Gov. Maggie Hassan has said she will sign the budget package — House Bill 1 and House Bill 2 — if lawmakers approve it, which is likely with the leadership of both parties in the House and Senate supporting the compromise plan.
The biggest point of contention between the House and Senate during negotiations last week was Medicaid expansion under the Affordable Care Act, which would add about 58,000 people to the rolls of the state and federal health insurance program for the poor, disabled, children and elderly.
After several proposals were exchanged, budget negotiators agreed on a commission to study Medicaid expansion with an Oct. 15 deadline. Hassan has said she will ask the Executive Council to call lawmakers back into session to address the commission’s recommendation if House and Senate leaders do not.
The budget lawmakers will vote on includes a $25 million reduction in personnel costs, but appropriates $17 million for new state employee labor contracts with a 6 percent raise over two years. (See Charles Arlinghaus column on state employee pay, Page A6.)One of the four state employee unions has ratified the contract, but the Bargaining Senate of the largest union, the State Employees Association, has rejected the agreement. However, lawmakers are not planning to change the contract funding.
The proposed budget includes $100 million more for higher education, $28 million more for the mental health system, eliminates the developmentally disabled wait list for services and reinstates the school building aid program.
The compromise budget includes $3.4 million for four new charter schools and reinstates the UNIQUE scholarship program and another program helping nursing homes.
The budget does not include a 20-cent-per-pack tobacco tax increase, but allows an automatic 10–cent increase to go forward. The budget also does not include a 12-cent gasoline tax increase approved by the House, but does include $13.5 million in business tax credits passed last year that Hassan and the House wanted delayed for two years.
The budget plan also eliminates the tips tax and foregoes a $5 increase in the salt water fishing tax.
The proposed 2014-2015 budget spends about $2.8 billion in general funds over the next years beginning July 1.
Lawmakers will also vote on a $125 million capital budget, House Bill 25, which includes $38 million for a new women’s prison in Concord.
With the approval of lawmakers, New Hampshire will join the other five New England states with a medical marijuana program for the terminally and chronically ill. The program is contained in House Bill 573.
Fifty-seven inches will be the gold standard for child passenger restraint seat use if lawmakers approve House Bill 242.

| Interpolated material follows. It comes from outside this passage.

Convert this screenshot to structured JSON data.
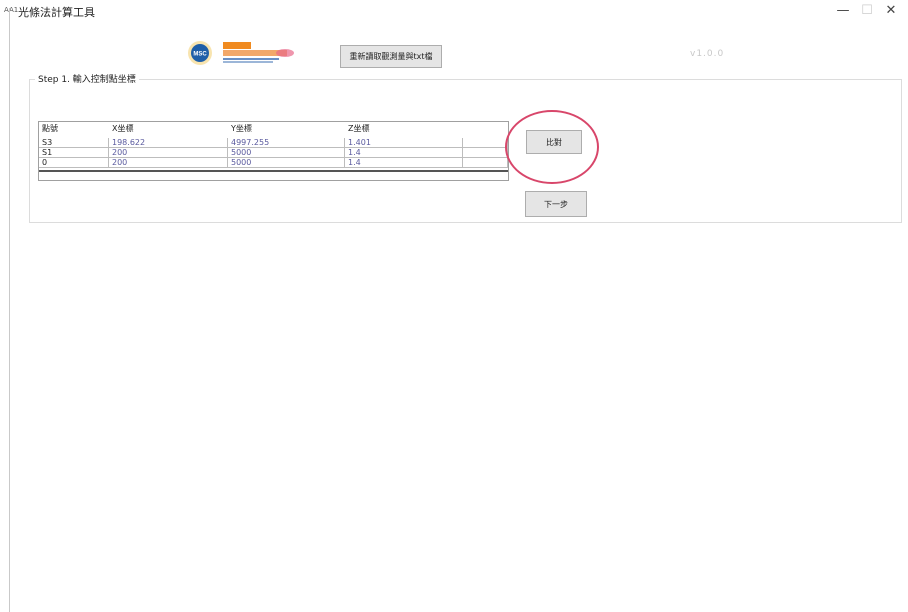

A compromise was reached on a controversial bill that aligns New Hampshire insurance laws, regulations and rules with the federal requirements under the Affordable Care Act. Lawmakers will decide the fate of the compromise when they vote on Senate Bill 148.